The Humane Society of the United States estimates that 10,000 companion animals die each year from antifreeze poisoning.
It takes only a few tablespoons of highly toxic antifreeze to jeopardize a pet’s life, so pet parents need to know how to protect their dogs and cats. Ethylene glycol, the main ingredient in almost all major antifreeze brands, has an inviting aroma and a sweet flavor.
There is an alternative with propylene glycol antifreeze, which has a bitter taste making it less attractive to pets. Although it’s safer than ethylene glycol antifreeze, propylene glycol antifreeze is still toxic. There are several steps you can take to prevent antifreeze poisoning:

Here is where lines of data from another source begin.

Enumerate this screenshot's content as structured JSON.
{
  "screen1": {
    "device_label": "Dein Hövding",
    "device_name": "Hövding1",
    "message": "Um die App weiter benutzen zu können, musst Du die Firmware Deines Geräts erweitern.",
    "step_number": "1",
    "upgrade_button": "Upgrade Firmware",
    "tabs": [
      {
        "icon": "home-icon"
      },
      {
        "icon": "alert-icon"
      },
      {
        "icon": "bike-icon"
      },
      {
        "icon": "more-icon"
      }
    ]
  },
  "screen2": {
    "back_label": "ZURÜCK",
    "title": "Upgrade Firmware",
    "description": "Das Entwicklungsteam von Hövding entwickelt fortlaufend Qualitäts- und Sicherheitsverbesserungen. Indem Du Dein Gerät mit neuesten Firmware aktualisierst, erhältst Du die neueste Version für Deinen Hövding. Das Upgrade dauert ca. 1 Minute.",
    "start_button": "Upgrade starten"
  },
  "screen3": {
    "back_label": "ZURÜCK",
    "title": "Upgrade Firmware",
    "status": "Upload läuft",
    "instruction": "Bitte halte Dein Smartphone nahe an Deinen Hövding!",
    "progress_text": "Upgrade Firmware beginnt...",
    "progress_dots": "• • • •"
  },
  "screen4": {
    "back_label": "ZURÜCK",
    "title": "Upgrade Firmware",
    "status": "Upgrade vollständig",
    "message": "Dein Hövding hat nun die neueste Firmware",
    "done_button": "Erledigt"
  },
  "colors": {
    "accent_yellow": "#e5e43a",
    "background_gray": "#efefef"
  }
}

Symptoms of antifreeze poisoning are usually visible within 30 minutes of ingestion. Pets that appear lethargic, disoriented, uncoordinated and groggy should be taken to the veterinarian quickly.